▶ [Assigned task] Scan the entries for the word "name" and report how many lines contain it, as a number with no other words.

○ ○ ○ ○ ○ ○ ○

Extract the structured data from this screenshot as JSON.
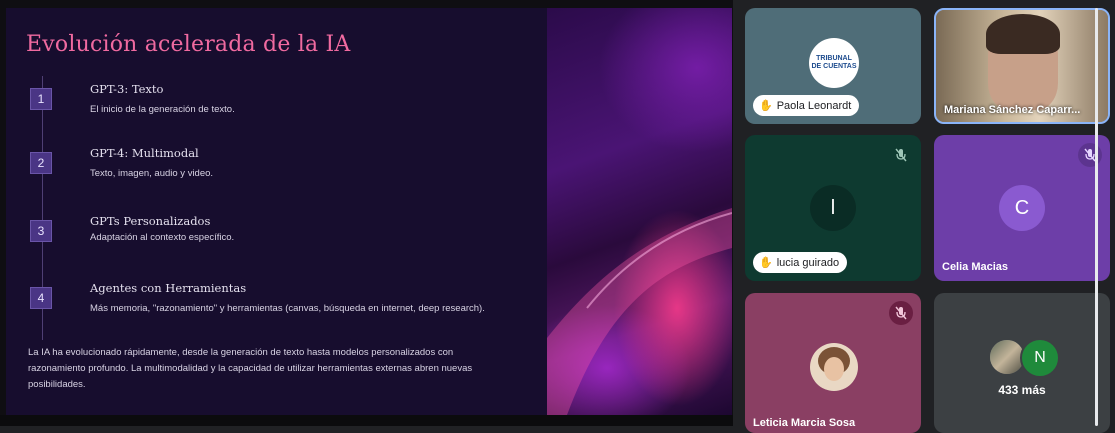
{
  "slide": {
    "title": "Evolución acelerada de la IA",
    "steps": [
      {
        "num": "1",
        "title": "GPT-3: Texto",
        "desc": "El inicio de la generación de texto."
      },
      {
        "num": "2",
        "title": "GPT-4: Multimodal",
        "desc": "Texto, imagen, audio y video."
      },
      {
        "num": "3",
        "title": "GPTs Personalizados",
        "desc": "Adaptación al contexto específico."
      },
      {
        "num": "4",
        "title": "Agentes con Herramientas",
        "desc": "Más memoria, \"razonamiento\" y herramientas (canvas, búsqueda en internet, deep research)."
      }
    ],
    "summary": "La IA ha evolucionado rápidamente, desde la generación de texto hasta modelos personalizados con razonamiento profundo. La multimodalidad y la capacidad de utilizar herramientas externas abren nuevas posibilidades."
  },
  "participants": {
    "paola": {
      "name": "Paola Leonardt",
      "logo_line1": "TRIBUNAL",
      "logo_line2": "DE CUENTAS"
    },
    "mariana": {
      "name": "Mariana Sánchez Caparr..."
    },
    "lucia": {
      "name": "lucia guirado",
      "initial": "l"
    },
    "celia": {
      "name": "Celia Macias",
      "initial": "C"
    },
    "leticia": {
      "name": "Leticia Marcia Sosa"
    },
    "more": {
      "label": "433 más",
      "initial": "N"
    }
  },
  "colors": {
    "title_pink": "#f06aa0",
    "slide_bg": "#170d2e",
    "step_badge": "#4a3585",
    "tile_teal": "#4f6d78",
    "tile_green": "#0e3a30",
    "tile_purple": "#6d3ea8",
    "tile_rose": "#8a3f63",
    "tile_gray": "#3c4043",
    "avatar_green": "#1f8a3b"
  },
  "icons": {
    "hand": "raised-hand-icon",
    "muted": "mic-off-icon"
  }
}
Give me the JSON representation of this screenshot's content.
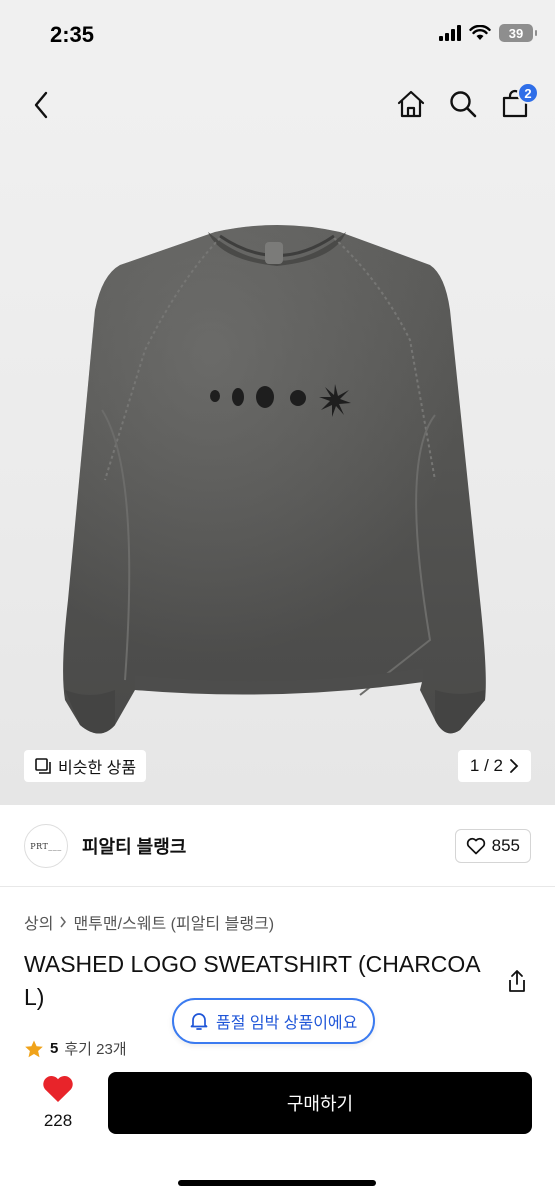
{
  "status_bar": {
    "time": "2:35",
    "battery": "39"
  },
  "nav": {
    "cart_count": "2"
  },
  "gallery": {
    "similar_label": "비슷한 상품",
    "pager": "1 / 2"
  },
  "brand": {
    "logo_text": "PRT___",
    "name": "피알티 블랭크",
    "like_count": "855"
  },
  "breadcrumb": {
    "level1": "상의",
    "level2": "맨투맨/스웨트 (피알티 블랭크)"
  },
  "product": {
    "title": "WASHED LOGO SWEATSHIRT (CHARCOAL)"
  },
  "stock_notice": "품절 임박 상품이에요",
  "rating": {
    "score": "5",
    "reviews": "후기 23개"
  },
  "bottom": {
    "wish_count": "228",
    "buy_label": "구매하기"
  },
  "colors": {
    "accent": "#2f6ee8",
    "heart": "#e8242a",
    "garment": "#5a5a58"
  },
  "icons": [
    "back-icon",
    "home-icon",
    "search-icon",
    "cart-icon",
    "similar-icon",
    "chevron-right-icon",
    "heart-outline-icon",
    "share-icon",
    "bell-icon",
    "star-icon",
    "heart-filled-icon"
  ]
}
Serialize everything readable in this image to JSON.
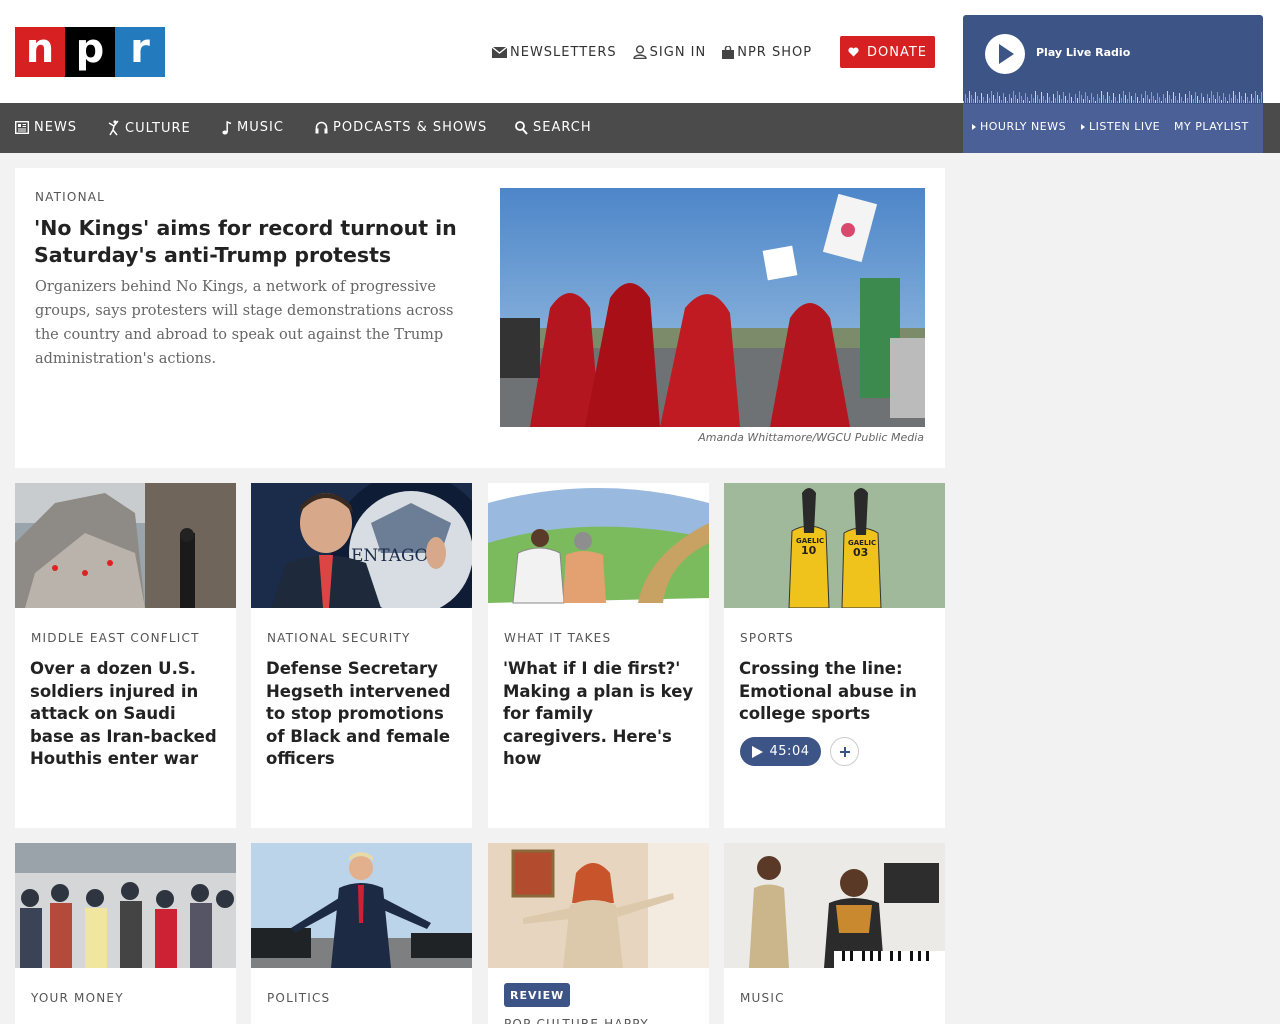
{
  "header": {
    "logo": {
      "letters": [
        "n",
        "p",
        "r"
      ],
      "colors": [
        "#d62021",
        "#000000",
        "#237bbd"
      ]
    },
    "util_nav": [
      {
        "label": "NEWSLETTERS",
        "icon": "envelope-icon"
      },
      {
        "label": "SIGN IN",
        "icon": "user-icon"
      },
      {
        "label": "NPR SHOP",
        "icon": "shopping-bag-icon"
      }
    ],
    "donate": {
      "label": "DONATE",
      "icon": "heart-icon",
      "color": "#d62021"
    }
  },
  "main_nav": [
    {
      "label": "NEWS",
      "icon": "newspaper-icon"
    },
    {
      "label": "CULTURE",
      "icon": "dancer-icon"
    },
    {
      "label": "MUSIC",
      "icon": "music-note-icon"
    },
    {
      "label": "PODCASTS & SHOWS",
      "icon": "headphones-icon"
    },
    {
      "label": "SEARCH",
      "icon": "search-icon"
    }
  ],
  "player": {
    "title": "Play Live Radio",
    "links": [
      {
        "label": "HOURLY NEWS",
        "icon": "triangle-right-icon"
      },
      {
        "label": "LISTEN LIVE",
        "icon": "triangle-right-icon"
      },
      {
        "label": "MY PLAYLIST"
      }
    ],
    "color": "#3c5486"
  },
  "featured": {
    "slug": "NATIONAL",
    "title": "'No Kings' aims for record turnout in Saturday's anti-Trump protests",
    "teaser": "Organizers behind No Kings, a network of progressive groups, says protesters will stage demonstrations across the country and abroad to speak out against the Trump administration's actions.",
    "credit": "Amanda Whittamore/WGCU Public Media"
  },
  "cards_row1": [
    {
      "slug": "MIDDLE EAST CONFLICT",
      "title": "Over a dozen U.S. soldiers injured in attack on Saudi base as Iran-backed Houthis enter war"
    },
    {
      "slug": "NATIONAL SECURITY",
      "title": "Defense Secretary Hegseth intervened to stop promotions of Black and female officers",
      "image_text": "ENTAGON"
    },
    {
      "slug": "WHAT IT TAKES",
      "title": "'What if I die first?' Making a plan is key for family caregivers. Here's how"
    },
    {
      "slug": "SPORTS",
      "title": "Crossing the line: Emotional abuse in college sports",
      "audio_duration": "45:04",
      "jerseys": [
        {
          "team": "GAELIC",
          "number": "10"
        },
        {
          "team": "GAELIC",
          "number": "03"
        }
      ]
    }
  ],
  "cards_row2": [
    {
      "slug": "YOUR MONEY"
    },
    {
      "slug": "POLITICS"
    },
    {
      "badge": "REVIEW",
      "slug": "POP CULTURE HAPPY"
    },
    {
      "slug": "MUSIC"
    }
  ]
}
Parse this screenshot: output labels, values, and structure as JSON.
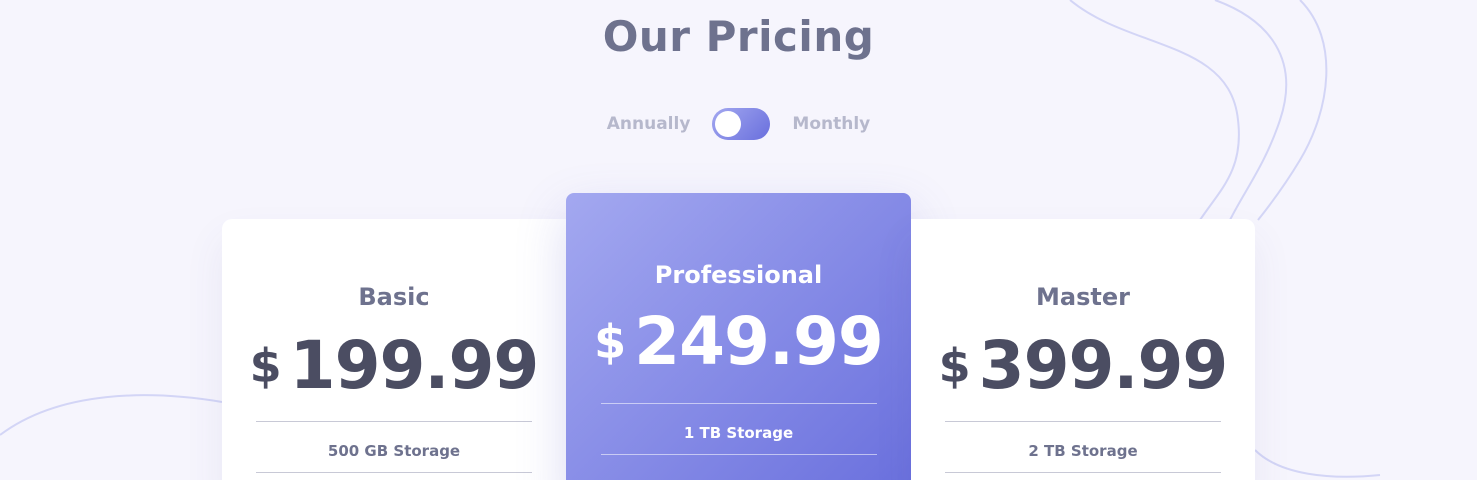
{
  "page": {
    "title": "Our Pricing"
  },
  "billing_toggle": {
    "left_label": "Annually",
    "right_label": "Monthly"
  },
  "plans": [
    {
      "name": "Basic",
      "currency": "$",
      "price": "199.99",
      "features": [
        "500 GB Storage"
      ]
    },
    {
      "name": "Professional",
      "currency": "$",
      "price": "249.99",
      "features": [
        "1 TB Storage"
      ]
    },
    {
      "name": "Master",
      "currency": "$",
      "price": "399.99",
      "features": [
        "2 TB Storage"
      ]
    }
  ],
  "colors": {
    "background": "#f6f5fd",
    "text_primary": "#4b4d62",
    "text_secondary": "#6e728e",
    "toggle_label": "#b6b8cc",
    "gradient_start": "#a3a8f0",
    "gradient_end": "#696fdd"
  }
}
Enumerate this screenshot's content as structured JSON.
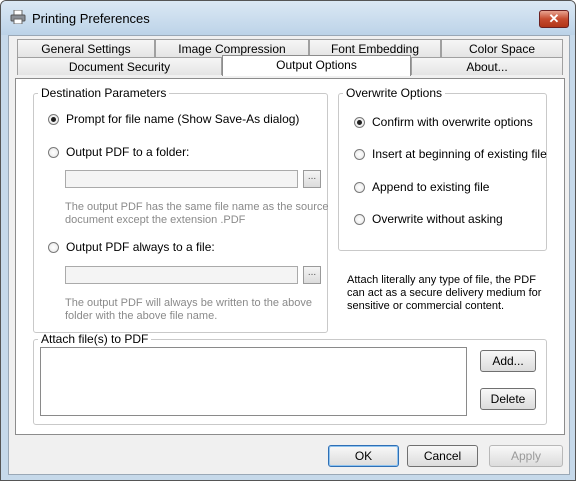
{
  "window": {
    "title": "Printing Preferences",
    "close_glyph": "✕"
  },
  "tabs_row1": [
    "General Settings",
    "Image Compression",
    "Font Embedding",
    "Color Space"
  ],
  "tabs_row2": [
    "Document Security",
    "Output Options",
    "About..."
  ],
  "active_tab": "Output Options",
  "destination": {
    "legend": "Destination Parameters",
    "prompt_label": "Prompt for file name (Show Save-As dialog)",
    "folder_label": "Output PDF to a folder:",
    "folder_value": "",
    "folder_browse": "...",
    "folder_hint_1": "The output PDF has the same file name as the source",
    "folder_hint_2": "document except the extension .PDF",
    "file_label": "Output PDF always to a file:",
    "file_value": "",
    "file_browse": "...",
    "file_hint_1": "The output PDF will always be written to the above",
    "file_hint_2": "folder with the above file name.",
    "selected": "prompt"
  },
  "overwrite": {
    "legend": "Overwrite Options",
    "options": [
      "Confirm with overwrite options",
      "Insert at beginning of existing file",
      "Append to existing file",
      "Overwrite without asking"
    ],
    "selected_index": 0
  },
  "attach_note": {
    "line1": "Attach literally any type of file, the PDF",
    "line2": "can act as a secure delivery medium for",
    "line3": "sensitive or commercial content."
  },
  "attach": {
    "legend": "Attach file(s) to PDF",
    "add_label": "Add...",
    "delete_label": "Delete"
  },
  "footer": {
    "ok_label": "OK",
    "cancel_label": "Cancel",
    "apply_label": "Apply"
  }
}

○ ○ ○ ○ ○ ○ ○

▶ [Answer space] 12